What you have to do: Filter out all lines without the word "accent" from the data below, please, and copy the rest.

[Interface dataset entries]
# # # # #

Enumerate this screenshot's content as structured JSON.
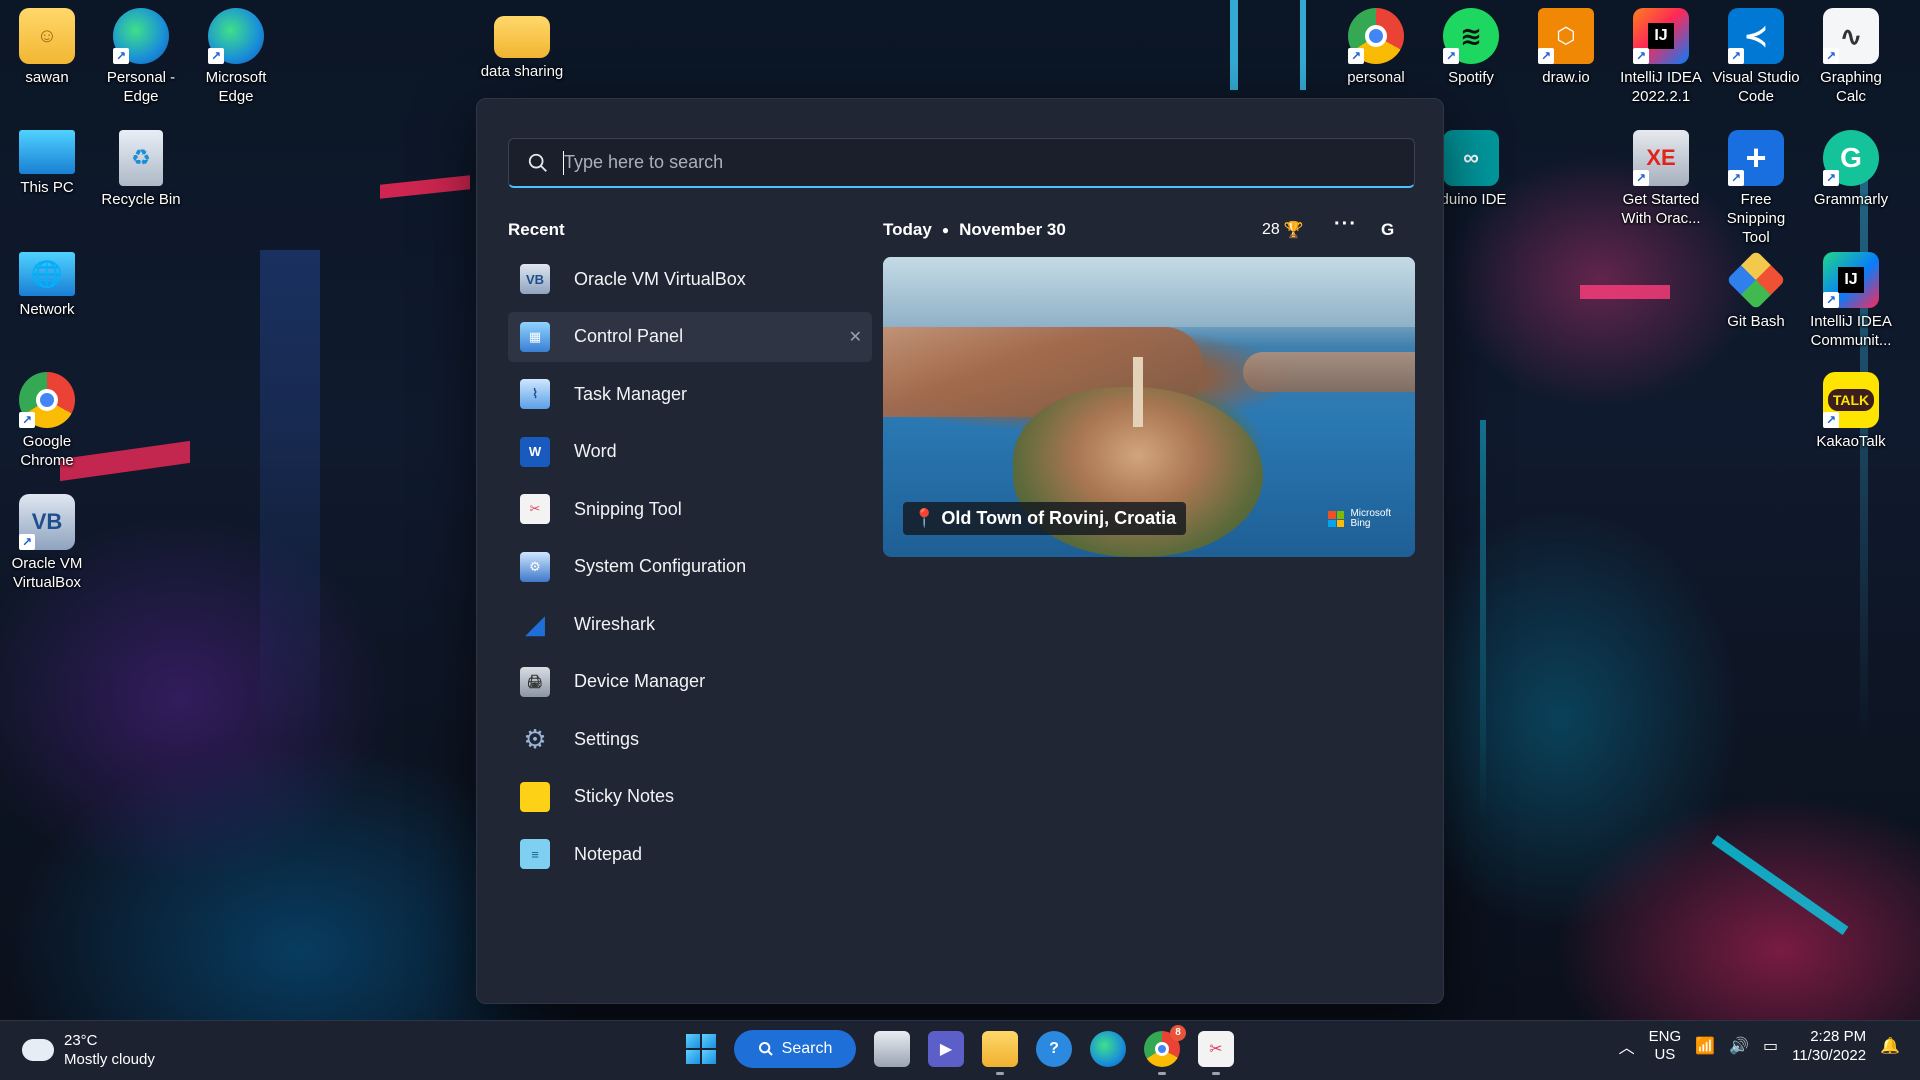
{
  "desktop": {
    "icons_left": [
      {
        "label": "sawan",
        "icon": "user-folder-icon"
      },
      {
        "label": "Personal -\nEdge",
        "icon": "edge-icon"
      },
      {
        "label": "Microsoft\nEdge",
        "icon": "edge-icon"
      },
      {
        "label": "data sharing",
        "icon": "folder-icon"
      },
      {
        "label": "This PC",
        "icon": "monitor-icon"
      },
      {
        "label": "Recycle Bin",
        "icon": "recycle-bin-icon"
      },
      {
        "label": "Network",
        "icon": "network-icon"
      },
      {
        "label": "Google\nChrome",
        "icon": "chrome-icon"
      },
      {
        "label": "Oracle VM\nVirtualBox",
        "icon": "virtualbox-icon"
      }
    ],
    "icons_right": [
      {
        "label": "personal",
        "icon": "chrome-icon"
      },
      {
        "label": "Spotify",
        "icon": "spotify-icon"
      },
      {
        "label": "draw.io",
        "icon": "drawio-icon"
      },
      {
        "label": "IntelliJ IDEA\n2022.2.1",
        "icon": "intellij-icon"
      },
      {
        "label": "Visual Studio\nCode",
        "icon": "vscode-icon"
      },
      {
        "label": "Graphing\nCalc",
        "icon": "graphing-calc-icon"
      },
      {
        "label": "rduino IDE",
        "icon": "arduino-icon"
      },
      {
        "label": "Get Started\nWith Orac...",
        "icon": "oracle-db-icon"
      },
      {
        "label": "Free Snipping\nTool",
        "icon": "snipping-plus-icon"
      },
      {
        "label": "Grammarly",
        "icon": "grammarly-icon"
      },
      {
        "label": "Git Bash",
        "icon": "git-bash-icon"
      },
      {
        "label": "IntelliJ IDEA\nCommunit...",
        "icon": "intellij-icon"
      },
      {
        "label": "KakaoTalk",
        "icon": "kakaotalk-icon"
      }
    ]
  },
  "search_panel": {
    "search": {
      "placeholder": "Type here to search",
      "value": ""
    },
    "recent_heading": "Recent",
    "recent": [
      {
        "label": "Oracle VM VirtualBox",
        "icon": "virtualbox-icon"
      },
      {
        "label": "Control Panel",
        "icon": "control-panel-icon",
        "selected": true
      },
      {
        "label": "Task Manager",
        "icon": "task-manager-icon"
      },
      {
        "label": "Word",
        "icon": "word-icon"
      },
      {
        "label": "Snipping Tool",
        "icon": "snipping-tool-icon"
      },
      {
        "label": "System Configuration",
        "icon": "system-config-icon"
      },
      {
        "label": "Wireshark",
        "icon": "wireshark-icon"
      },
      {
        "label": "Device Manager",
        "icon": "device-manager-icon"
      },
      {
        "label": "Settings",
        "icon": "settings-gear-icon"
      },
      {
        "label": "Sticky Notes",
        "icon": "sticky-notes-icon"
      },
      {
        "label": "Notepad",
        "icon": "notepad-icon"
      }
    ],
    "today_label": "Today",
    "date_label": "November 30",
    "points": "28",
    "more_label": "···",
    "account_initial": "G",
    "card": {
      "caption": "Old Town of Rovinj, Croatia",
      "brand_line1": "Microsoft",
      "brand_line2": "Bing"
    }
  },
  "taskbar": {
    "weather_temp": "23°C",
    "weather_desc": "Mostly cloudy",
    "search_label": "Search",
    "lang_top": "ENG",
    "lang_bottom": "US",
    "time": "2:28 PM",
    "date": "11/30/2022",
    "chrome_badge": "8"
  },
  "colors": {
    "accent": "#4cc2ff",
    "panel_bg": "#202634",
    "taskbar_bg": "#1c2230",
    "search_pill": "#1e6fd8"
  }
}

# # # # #

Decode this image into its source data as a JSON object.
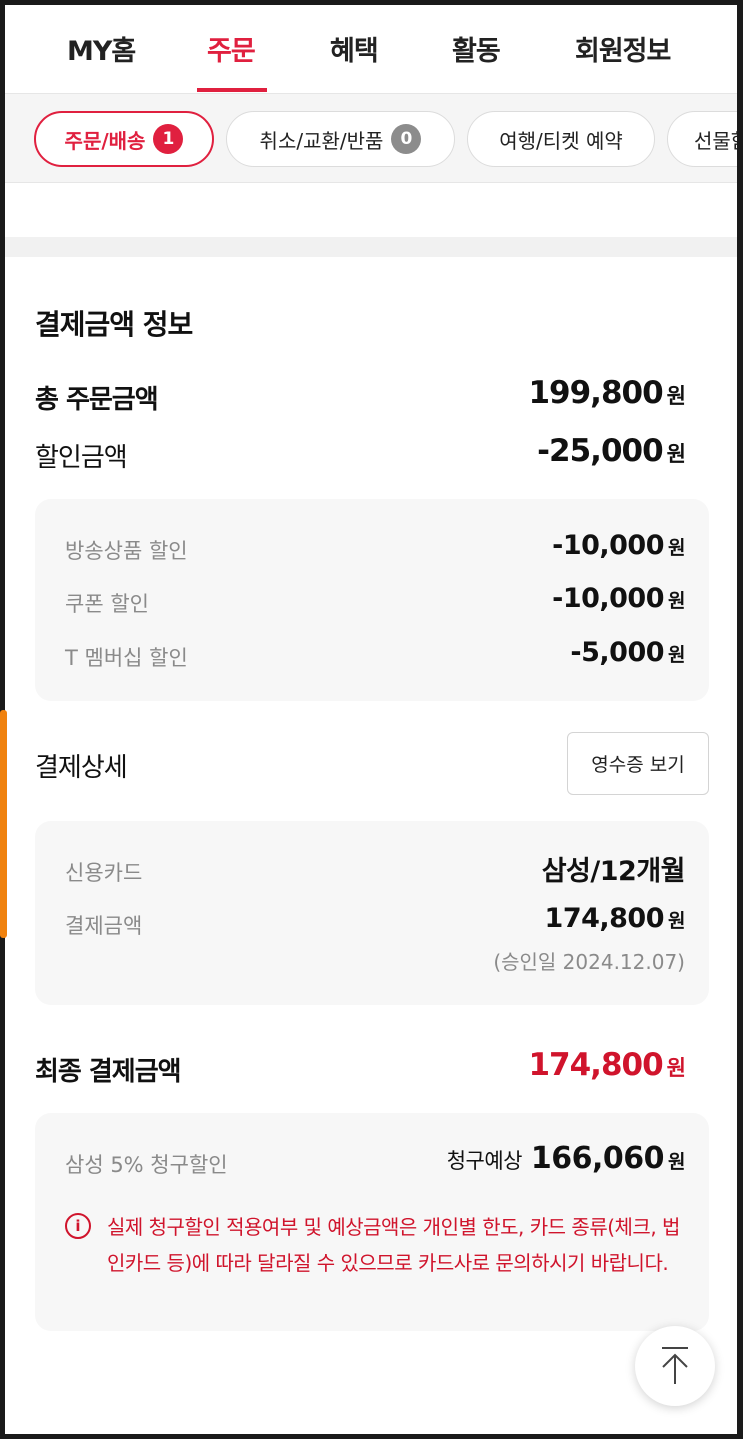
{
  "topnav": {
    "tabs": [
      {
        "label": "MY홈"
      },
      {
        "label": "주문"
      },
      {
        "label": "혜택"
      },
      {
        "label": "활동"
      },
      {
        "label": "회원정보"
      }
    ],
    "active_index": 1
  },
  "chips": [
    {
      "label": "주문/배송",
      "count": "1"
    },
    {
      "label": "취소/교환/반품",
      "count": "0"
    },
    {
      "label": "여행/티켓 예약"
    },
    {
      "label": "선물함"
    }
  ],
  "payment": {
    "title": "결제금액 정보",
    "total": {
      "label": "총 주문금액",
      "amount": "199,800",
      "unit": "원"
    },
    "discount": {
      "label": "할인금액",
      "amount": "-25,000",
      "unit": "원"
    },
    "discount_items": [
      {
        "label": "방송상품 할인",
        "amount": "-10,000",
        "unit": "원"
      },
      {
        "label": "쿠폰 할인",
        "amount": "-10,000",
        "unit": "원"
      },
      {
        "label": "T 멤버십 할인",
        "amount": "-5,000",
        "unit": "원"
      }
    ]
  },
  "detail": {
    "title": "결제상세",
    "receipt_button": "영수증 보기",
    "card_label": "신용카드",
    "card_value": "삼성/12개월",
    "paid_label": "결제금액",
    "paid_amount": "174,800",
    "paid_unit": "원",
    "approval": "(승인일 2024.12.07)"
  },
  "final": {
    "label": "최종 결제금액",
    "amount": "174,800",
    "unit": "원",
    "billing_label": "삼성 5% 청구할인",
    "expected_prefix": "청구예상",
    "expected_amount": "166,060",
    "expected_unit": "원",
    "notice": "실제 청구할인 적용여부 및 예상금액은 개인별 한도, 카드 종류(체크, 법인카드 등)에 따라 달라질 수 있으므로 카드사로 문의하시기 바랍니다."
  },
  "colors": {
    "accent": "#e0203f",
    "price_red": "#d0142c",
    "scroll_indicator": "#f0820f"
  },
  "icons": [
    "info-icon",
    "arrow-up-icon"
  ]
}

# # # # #

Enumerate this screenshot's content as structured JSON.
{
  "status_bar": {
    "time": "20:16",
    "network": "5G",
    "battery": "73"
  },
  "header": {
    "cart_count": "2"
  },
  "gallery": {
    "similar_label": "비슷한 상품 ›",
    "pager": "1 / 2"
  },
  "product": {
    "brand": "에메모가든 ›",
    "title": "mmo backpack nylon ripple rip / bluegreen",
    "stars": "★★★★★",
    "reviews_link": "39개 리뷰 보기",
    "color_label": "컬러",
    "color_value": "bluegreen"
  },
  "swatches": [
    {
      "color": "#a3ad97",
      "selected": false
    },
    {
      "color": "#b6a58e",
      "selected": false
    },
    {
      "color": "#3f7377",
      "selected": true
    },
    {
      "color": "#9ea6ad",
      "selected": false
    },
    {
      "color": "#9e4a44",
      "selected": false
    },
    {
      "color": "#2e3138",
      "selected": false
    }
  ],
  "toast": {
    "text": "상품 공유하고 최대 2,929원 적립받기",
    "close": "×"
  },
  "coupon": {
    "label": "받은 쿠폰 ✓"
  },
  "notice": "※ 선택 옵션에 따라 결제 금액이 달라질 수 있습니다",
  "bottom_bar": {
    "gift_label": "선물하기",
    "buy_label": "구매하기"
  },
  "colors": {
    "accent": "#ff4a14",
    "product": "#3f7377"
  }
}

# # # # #

Response to the exercise:
    "accent": "#4cc2ff",
    "accent": "#e0203f",
    "accent": "#ff4a14",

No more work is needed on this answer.